- Saved $32,000 over two years, after implementing HeartCode BLS, both in terms of training costs and staffing costs during time spent in training
- Gained scheduling flexibility for meeting certification needs of staff with varying schedules and availability
- Received very positive evaluations from staff on the new BLS skills recertification system
- Transformed the manual registration and tracking process, saving education department staff’s time
- Eliminated the unnecessary expense of half-empty classrooms being taught by expensive instructors
- Identified staff with low levels of computer skills proficiency who could benefit from additional training
Certification on Basic Life Support (BLS) from the American Heart Association (AHA) is a requirement for all RNs at Boston Medical Center (BMC). Prior to the implementation of HeartCode BLS, BMC’s nursing education department did recertification for approximately 1,300 nurses every two years. To meet this need, BMC offered 66 classes over the two year period, with four instructors for every class, and registration by telephone. They tracked expiration dates in the HealthStream Learning Center. Staff had the option to attend outside AHA courses and get reimbursed. Not only did BMC struggle to staff classes, but often attendees would register, the class would fill, then they would turn away other staff, and still there were many no-shows. At times BMC was paying BLS instructors to teach half-empty classes, while paying RNs their hourly wage for the three-hour class. Another issue was the need for diverse class times to accommodate staff who work per-diem, part time, and off-shifts. They started looking at online options and were excited that HealthStream had a HeartCode course. BMC was already using HealthStream for online education and explored using HeartCode to meet certification needs.
BMC decided to adopt the HeartCode Online Portion, delivered via HealthStream. The American Heart Association was already the organization’s standard for CPR, and their having developed this program made this choice a natural one. The HeartCode Hands-On Sessions were not implemented, however, due to space issues. To implement HeartCode BLS, BMC ran a report to see how many people were delinquent and in order to estimate the future need for recertifying people. They divided the staff into two groups, based on Provider card expiration date, which created a December group and a May group. BMC now offers three 12-hour skills days twice a year. Staff takes the online course during work prior to coming to class. If they can't get that done, they must make arrangements to do it after work hours. Staff then comes to the training class for an hour to demonstrate their skills. Once staff opens the course they have 30 days to complete the Hands-On skills component. Anticipating issues, BMC was very specific on notifications to staff that they should open the course only if they are able to attend a skills session. Otherwise, they would need to go elsewhere for CPR recertification. Staff could sign up for skills or just drop in—BMC set up stations, and the process took less than an hour.
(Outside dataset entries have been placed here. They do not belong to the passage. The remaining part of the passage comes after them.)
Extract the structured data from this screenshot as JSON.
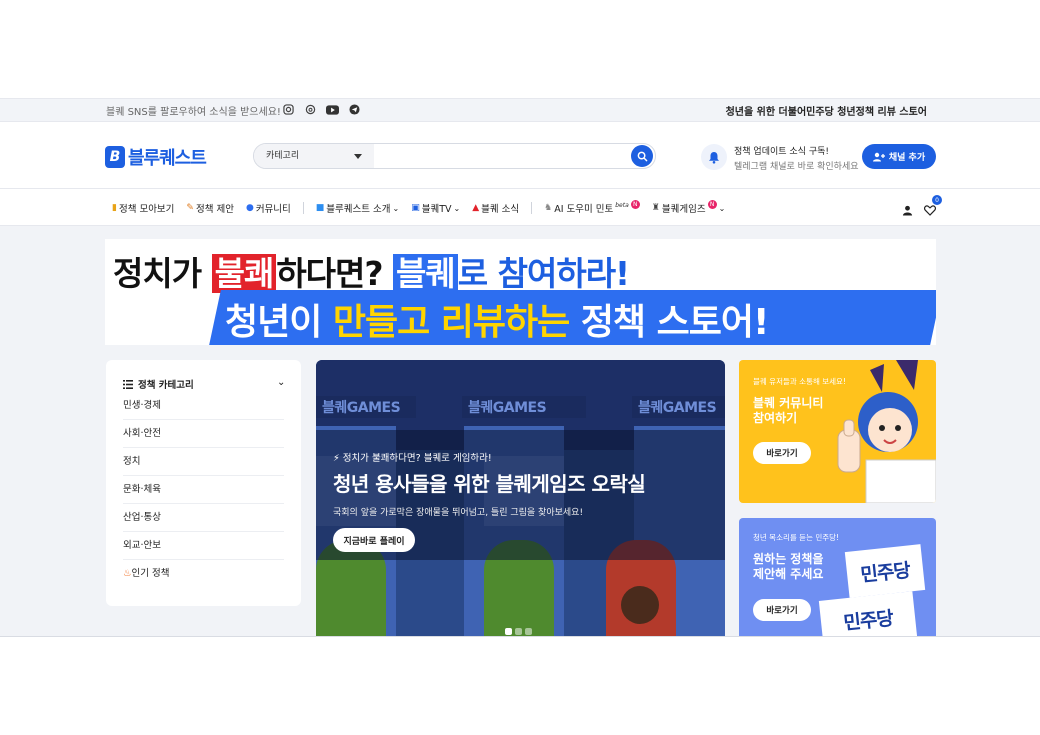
{
  "topbar": {
    "sns_text": "블퀘 SNS를 팔로우하여 소식을 받으세요!",
    "icons": [
      "instagram-icon",
      "threads-icon",
      "youtube-icon",
      "telegram-icon"
    ],
    "right_text": "청년을 위한 더불어민주당 청년정책 리뷰 스토어"
  },
  "header": {
    "logo_text": "블루퀘스트",
    "search_category": "카테고리",
    "search_placeholder": "",
    "subscribe_title": "정책 업데이트 소식 구독!",
    "subscribe_desc": "텔레그램 채널로 바로 확인하세요",
    "add_channel_label": "채널 추가"
  },
  "nav": {
    "items": [
      {
        "label": "정책 모아보기"
      },
      {
        "label": "정책 제안"
      },
      {
        "label": "커뮤니티"
      },
      {
        "label": "블루퀘스트 소개"
      },
      {
        "label": "블퀘TV"
      },
      {
        "label": "블퀘 소식"
      },
      {
        "label": "AI 도우미 민토"
      },
      {
        "label": "블퀘게임즈"
      }
    ],
    "beta": "beta",
    "badge": "N",
    "cart_count": "0"
  },
  "banner": {
    "line1_a": "정치가 ",
    "line1_b": "불쾌",
    "line1_c": "하다면? ",
    "line1_d": "블퀘",
    "line1_e": "로 참여하라!",
    "line2_a": "청년이 ",
    "line2_b": "만들고 리뷰하는",
    "line2_c": " 정책 스토어!"
  },
  "categories": {
    "title": "정책 카테고리",
    "items": [
      "민생·경제",
      "사회·안전",
      "정치",
      "문화·체육",
      "산업·통상",
      "외교·안보",
      "인기 정책"
    ]
  },
  "slide": {
    "marquee": "블퀘GAMES",
    "kicker": "정치가 불쾌하다면? 블퀘로 게임하라!",
    "title": "청년 용사들을 위한 블퀘게임즈 오락실",
    "desc": "국회의 앞을 가로막은 장애물을 뛰어넘고, 틀린 그림을 찾아보세요!",
    "button": "지금바로 플레이"
  },
  "promo1": {
    "small": "블퀘 유저들과 소통해 보세요!",
    "big_1": "블퀘 커뮤니티",
    "big_2": "참여하기",
    "button": "바로가기"
  },
  "promo2": {
    "small": "청년 목소리를 듣는 민주당!",
    "big_1": "원하는 정책을",
    "big_2": "제안해 주세요",
    "button": "바로가기",
    "card_text": "민주당"
  },
  "colors": {
    "brand": "#1d5fe0",
    "banner_red": "#e2232b",
    "promo_yellow": "#ffc21c",
    "promo_blue": "#6f8ff2"
  }
}
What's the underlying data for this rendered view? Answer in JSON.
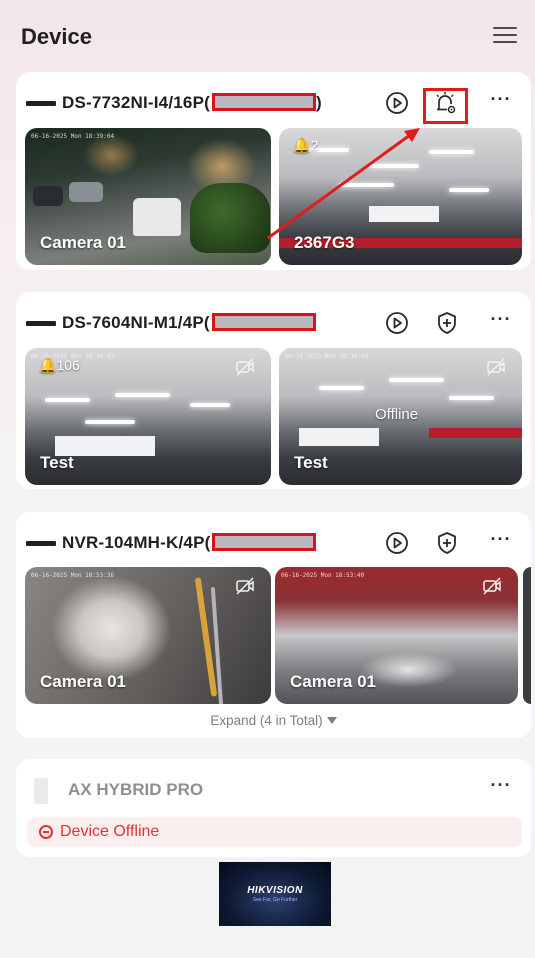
{
  "header": {
    "title": "Device",
    "menu_icon": "hamburger-menu-icon"
  },
  "devices": [
    {
      "name": "DS-7732NI-I4/16P(",
      "close_paren": ")",
      "actions": [
        "playback-icon",
        "alarm-settings-icon",
        "more-icon"
      ],
      "cameras": [
        {
          "label": "Camera 01",
          "badge": "",
          "status": "",
          "osd": "06-16-2025 Mon 18:39:04"
        },
        {
          "label": "2367G3",
          "badge": "2",
          "status": "",
          "osd": ""
        }
      ]
    },
    {
      "name": "DS-7604NI-M1/4P(",
      "close_paren": "",
      "actions": [
        "playback-icon",
        "shield-plus-icon",
        "more-icon"
      ],
      "cameras": [
        {
          "label": "Test",
          "badge": "106",
          "status": "",
          "osd": "06-16-2025 Mon 18:34:43"
        },
        {
          "label": "Test",
          "badge": "",
          "status": "Offline",
          "osd": "06-16-2025 Mon 18:34:09"
        }
      ]
    },
    {
      "name": "NVR-104MH-K/4P(",
      "close_paren": "",
      "actions": [
        "playback-icon",
        "shield-plus-icon",
        "more-icon"
      ],
      "cameras": [
        {
          "label": "Camera 01",
          "badge": "",
          "status": "",
          "osd": "06-16-2025 Mon 18:53:36"
        },
        {
          "label": "Camera 01",
          "badge": "",
          "status": "",
          "osd": "06-16-2025 Mon 18:53:40"
        }
      ],
      "expand_label": "Expand (4 in Total)"
    },
    {
      "name": "AX HYBRID PRO",
      "status_text": "Device Offline"
    }
  ],
  "more_glyph": "···",
  "logo": {
    "text": "HIKVISION",
    "tagline": "See Far, Go Further"
  },
  "colors": {
    "accent_red": "#e0333a",
    "annotation_red": "#e01c1c",
    "card_bg": "#ffffff"
  }
}
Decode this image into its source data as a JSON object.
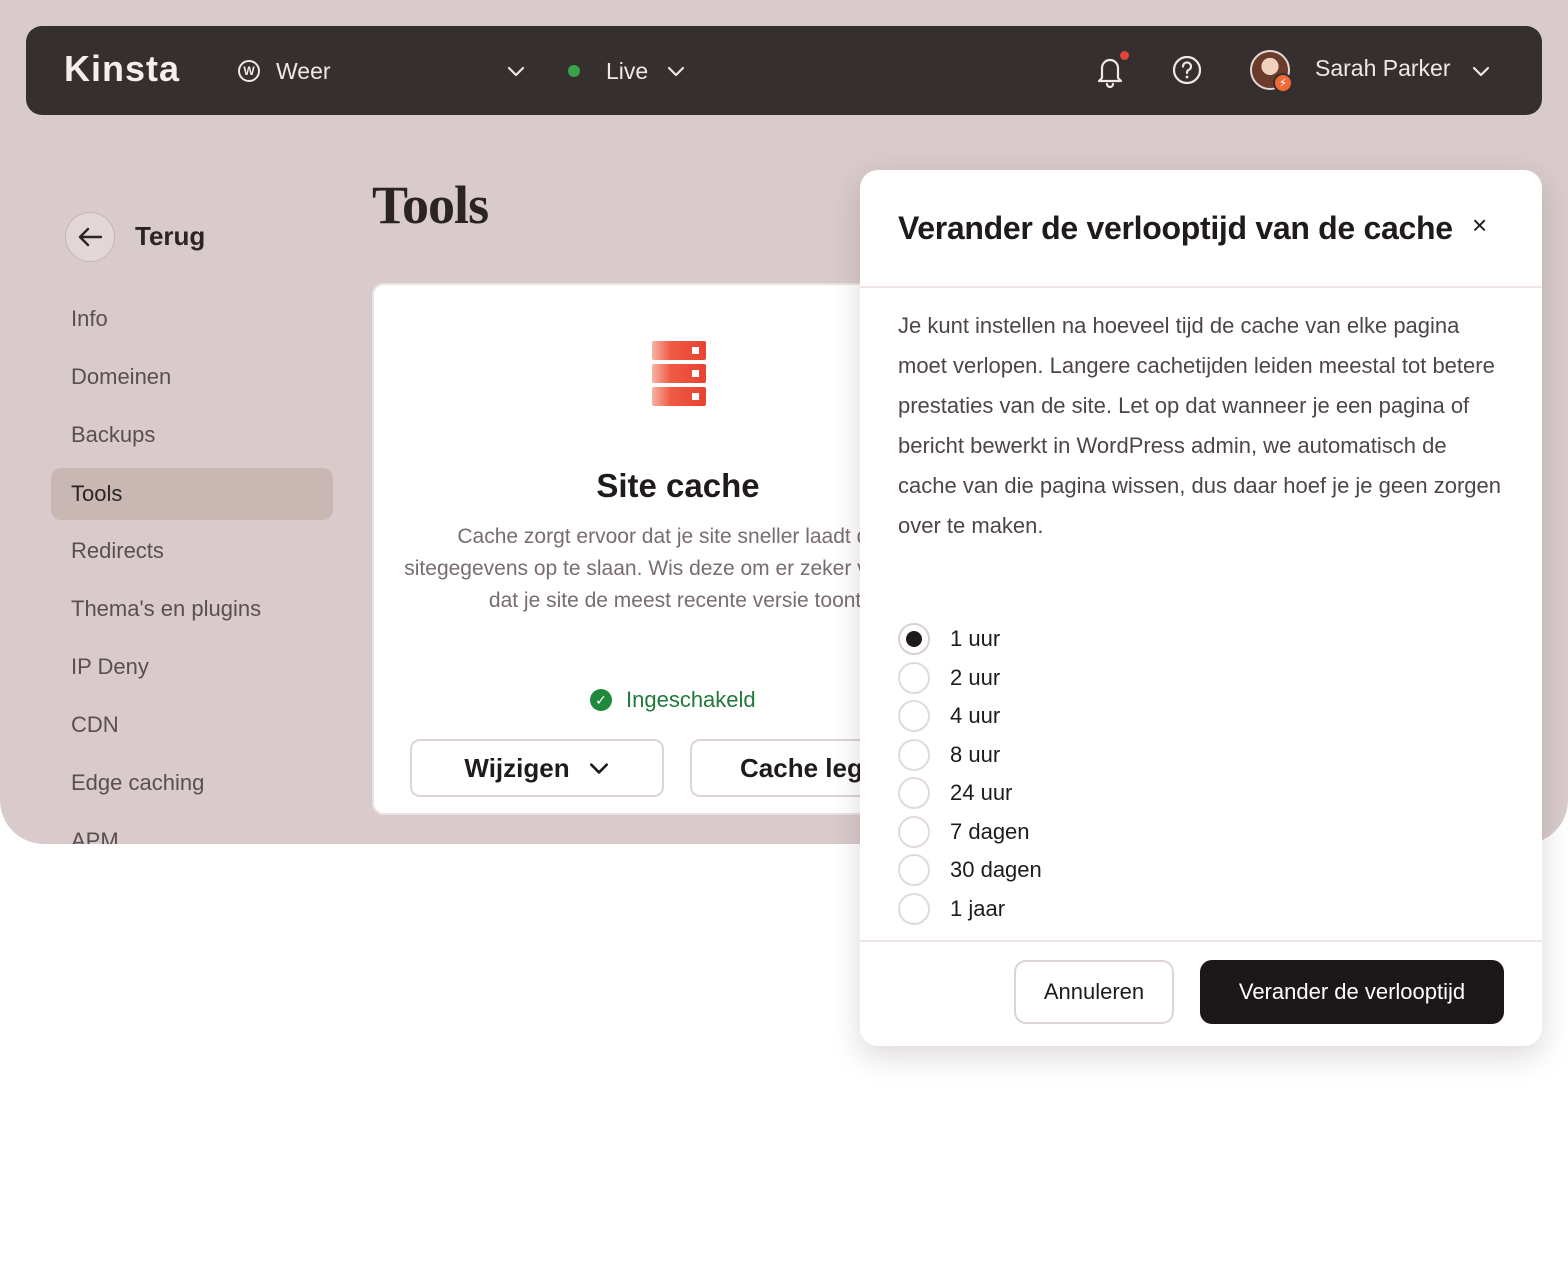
{
  "topbar": {
    "logo": "Kinsta",
    "site_name": "Weer",
    "environment": "Live",
    "user_name": "Sarah Parker"
  },
  "sidebar": {
    "back_label": "Terug",
    "items": [
      {
        "label": "Info"
      },
      {
        "label": "Domeinen"
      },
      {
        "label": "Backups"
      },
      {
        "label": "Tools",
        "active": true
      },
      {
        "label": "Redirects"
      },
      {
        "label": "Thema's en plugins"
      },
      {
        "label": "IP Deny"
      },
      {
        "label": "CDN"
      },
      {
        "label": "Edge caching"
      },
      {
        "label": "APM"
      }
    ]
  },
  "page": {
    "title": "Tools"
  },
  "card": {
    "title": "Site cache",
    "description": "Cache zorgt ervoor dat je site sneller laadt door sitegegevens op te slaan. Wis deze om er zeker van te zijn dat je site de meest recente versie toont.",
    "status": "Ingeschakeld",
    "change_label": "Wijzigen",
    "clear_label": "Cache legen"
  },
  "modal": {
    "title": "Verander de verlooptijd van de cache",
    "description": "Je kunt instellen na hoeveel tijd de cache van elke pagina moet verlopen. Langere cachetijden leiden meestal tot betere prestaties van de site. Let op dat wanneer je een pagina of bericht bewerkt in WordPress admin, we automatisch de cache van die pagina wissen, dus daar hoef je je geen zorgen over te maken.",
    "options": [
      "1 uur",
      "2 uur",
      "4 uur",
      "8 uur",
      "24 uur",
      "7 dagen",
      "30 dagen",
      "1 jaar"
    ],
    "selected": "1 uur",
    "cancel_label": "Annuleren",
    "confirm_label": "Verander de verlooptijd"
  },
  "colors": {
    "background": "#d9cbcb",
    "topbar": "#352f30",
    "status_green": "#1f7a3a",
    "brand_red": "#e8432f",
    "primary_button": "#1c1819"
  }
}
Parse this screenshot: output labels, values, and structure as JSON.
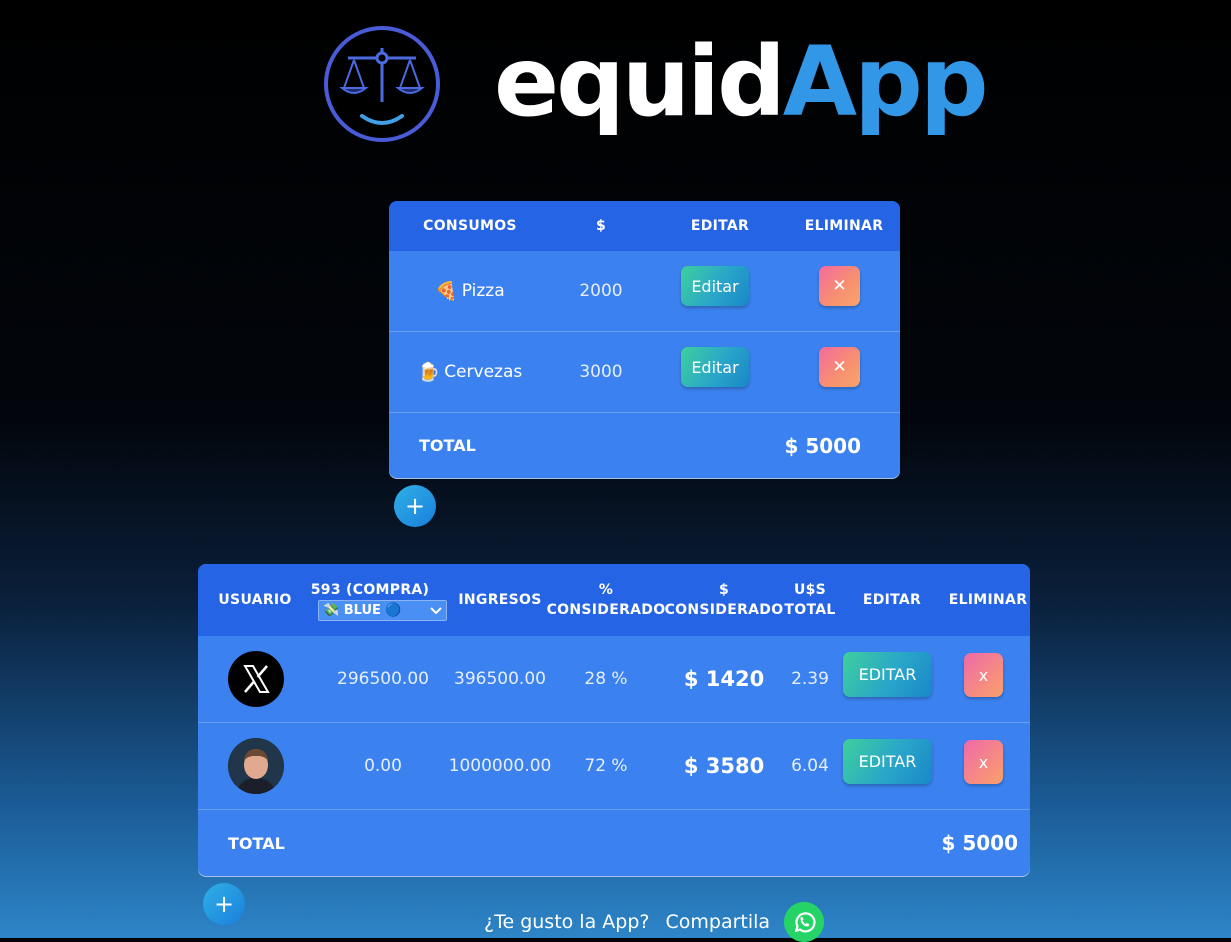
{
  "brand": {
    "part1": "equid",
    "part2": "App",
    "logo_icon": "balance-scale-smile-icon"
  },
  "consumos": {
    "headers": [
      "CONSUMOS",
      "$",
      "EDITAR",
      "ELIMINAR"
    ],
    "rows": [
      {
        "emoji": "🍕",
        "name": "Pizza",
        "amount": "2000",
        "edit_label": "Editar",
        "delete_label": "✕"
      },
      {
        "emoji": "🍺",
        "name": "Cervezas",
        "amount": "3000",
        "edit_label": "Editar",
        "delete_label": "✕"
      }
    ],
    "total_label": "TOTAL",
    "total_value": "$ 5000",
    "add_label": "+"
  },
  "usuarios": {
    "headers": {
      "usuario": "USUARIO",
      "rate": "593 (COMPRA)",
      "rate_select": "💸 BLUE 🔵",
      "ingresos": "INGRESOS",
      "pct_1": "%",
      "pct_2": "CONSIDERADO",
      "amt_1": "$",
      "amt_2": "CONSIDERADO",
      "usd_1": "U$S",
      "usd_2": "TOTAL",
      "editar": "EDITAR",
      "eliminar": "ELIMINAR"
    },
    "rows": [
      {
        "avatar": "x-logo-avatar",
        "rate_value": "296500.00",
        "ingresos": "396500.00",
        "pct": "28 %",
        "amount": "$ 1420",
        "usd": "2.39",
        "edit_label": "EDITAR",
        "delete_label": "x"
      },
      {
        "avatar": "person-photo-avatar",
        "rate_value": "0.00",
        "ingresos": "1000000.00",
        "pct": "72 %",
        "amount": "$ 3580",
        "usd": "6.04",
        "edit_label": "EDITAR",
        "delete_label": "x"
      }
    ],
    "total_label": "TOTAL",
    "total_value": "$ 5000",
    "add_label": "+"
  },
  "footer": {
    "question": "¿Te gusto la App?",
    "share": "Compartila",
    "share_icon": "whatsapp-icon"
  },
  "colors": {
    "card": "#3b82f0",
    "header": "#2664e6",
    "accent": "#3397e8",
    "whatsapp": "#25d366"
  }
}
According to Meg Grande, MS, RNC; Boston Medical Center, “Not only have we saved money but the staff evaluation of the new system has been overwhelmingly positive.” They implemented this quickly over the course of the year as they already had a process in place (an assignment made for BLS to staff); it was really an easy process.
The savings from this project were $32,000 over two years; more importantly the staff and trainers love the new system. BMC’s compliance has improved as they only need to review it twice a year instead of monthly. Staff does not need to be paid, nor do they have to leave their floors short-staffed when they come in for an extra four hours of training. Staff actually are learning more as they can spend more time concentrating on retaining the skills, not worrying about the test. It has been an improvement for staff with time constraints, as they can do the online portion when it is convenient and stop by the skills center before, during, or after their shifts. The staff also appreciates the ability to complete the test at their own pace and the opportunity to review areas they may have difficulty understanding. BMC also found that those with below average computer skills have difficulty with the online portion and spend too much time doing it. This is a hidden benefit enabling the organization to identify staff who would benefit from improved computer capabilities. The education department is putting the saved time to good use on other projects. Grande closes by sharing that “HeartCode is truly a lifesaver for our department!”